### YOUR GOAL:
Restate the following data in its entirety, word for word and without images.

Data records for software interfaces
━━━━

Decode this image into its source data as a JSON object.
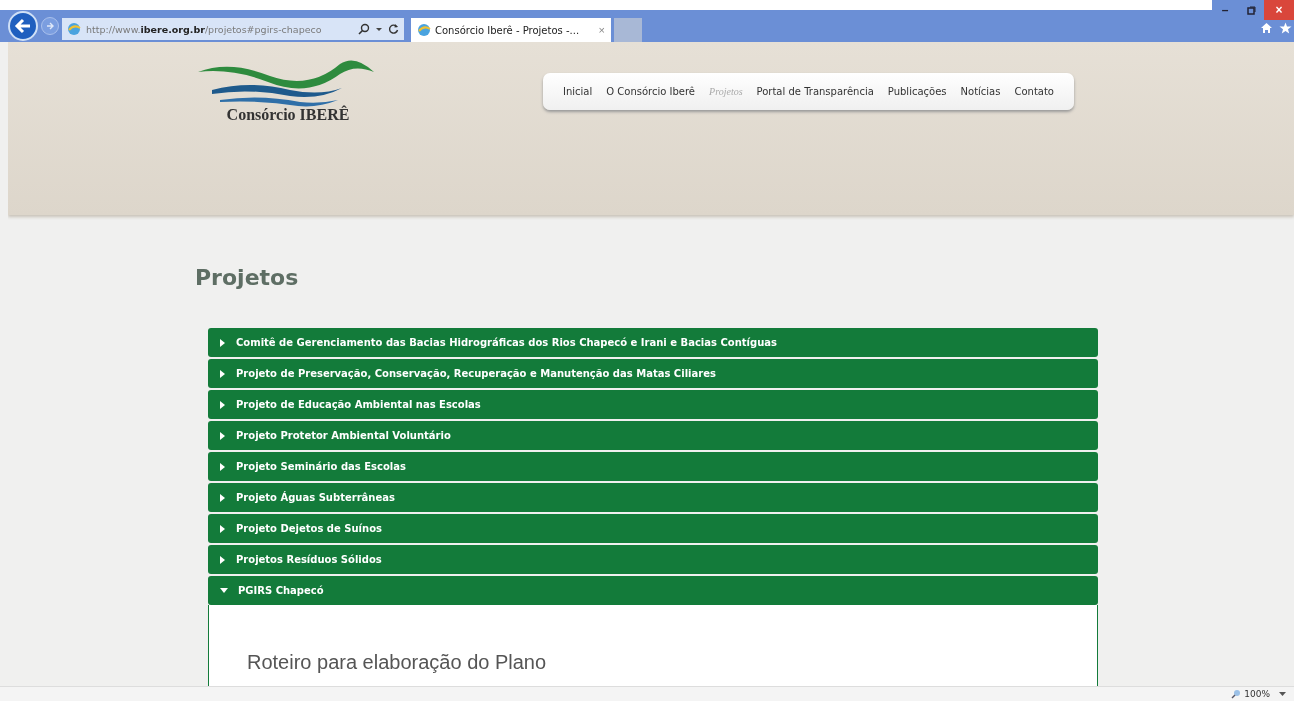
{
  "browser": {
    "address": "http://www.**ibere.org.br**/projetos#pgirs-chapeco",
    "tab_title": "Consórcio Iberê - Projetos -...",
    "tab_close": "×",
    "window_buttons": {
      "minimize": "–",
      "close": "×"
    },
    "zoom": "100%"
  },
  "site": {
    "logo_text": "Consórcio IBERÊ",
    "nav": [
      {
        "label": "Inicial",
        "selected": false
      },
      {
        "label": "O Consórcio Iberê",
        "selected": false
      },
      {
        "label": "Projetos",
        "selected": true
      },
      {
        "label": "Portal de Transparência",
        "selected": false
      },
      {
        "label": "Publicações",
        "selected": false
      },
      {
        "label": "Notícias",
        "selected": false
      },
      {
        "label": "Contato",
        "selected": false
      }
    ]
  },
  "page_title": "Projetos",
  "accordion": [
    {
      "title": "Comitê de Gerenciamento das Bacias Hidrográficas dos Rios Chapecó e Irani e Bacias Contíguas",
      "expanded": false
    },
    {
      "title": "Projeto de Preservação, Conservação, Recuperação e Manutenção das Matas Ciliares",
      "expanded": false
    },
    {
      "title": "Projeto de Educação Ambiental nas Escolas",
      "expanded": false
    },
    {
      "title": "Projeto Protetor Ambiental Voluntário",
      "expanded": false
    },
    {
      "title": "Projeto Seminário das Escolas",
      "expanded": false
    },
    {
      "title": "Projeto Águas Subterrâneas",
      "expanded": false
    },
    {
      "title": "Projeto Dejetos de Suínos",
      "expanded": false
    },
    {
      "title": "Projetos Resíduos Sólidos",
      "expanded": false
    },
    {
      "title": "PGIRS Chapecó",
      "expanded": true,
      "content_heading": "Roteiro para elaboração do Plano"
    }
  ]
}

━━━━

### TASK ANSWER:
Decode this image into its source data as a JSON object.
{
  "browser": {
    "address": "http://www.**ibere.org.br**/projetos#pgirs-chapeco",
    "tab_title": "Consórcio Iberê - Projetos -...",
    "tab_close": "×",
    "window_buttons": {
      "minimize": "–",
      "close": "×"
    },
    "zoom": "100%"
  },
  "site": {
    "logo_text": "Consórcio IBERÊ",
    "nav": [
      {
        "label": "Inicial",
        "selected": false
      },
      {
        "label": "O Consórcio Iberê",
        "selected": false
      },
      {
        "label": "Projetos",
        "selected": true
      },
      {
        "label": "Portal de Transparência",
        "selected": false
      },
      {
        "label": "Publicações",
        "selected": false
      },
      {
        "label": "Notícias",
        "selected": false
      },
      {
        "label": "Contato",
        "selected": false
      }
    ]
  },
  "page_title": "Projetos",
  "accordion": [
    {
      "title": "Comitê de Gerenciamento das Bacias Hidrográficas dos Rios Chapecó e Irani e Bacias Contíguas",
      "expanded": false
    },
    {
      "title": "Projeto de Preservação, Conservação, Recuperação e Manutenção das Matas Ciliares",
      "expanded": false
    },
    {
      "title": "Projeto de Educação Ambiental nas Escolas",
      "expanded": false
    },
    {
      "title": "Projeto Protetor Ambiental Voluntário",
      "expanded": false
    },
    {
      "title": "Projeto Seminário das Escolas",
      "expanded": false
    },
    {
      "title": "Projeto Águas Subterrâneas",
      "expanded": false
    },
    {
      "title": "Projeto Dejetos de Suínos",
      "expanded": false
    },
    {
      "title": "Projetos Resíduos Sólidos",
      "expanded": false
    },
    {
      "title": "PGIRS Chapecó",
      "expanded": true,
      "content_heading": "Roteiro para elaboração do Plano"
    }
  ]
}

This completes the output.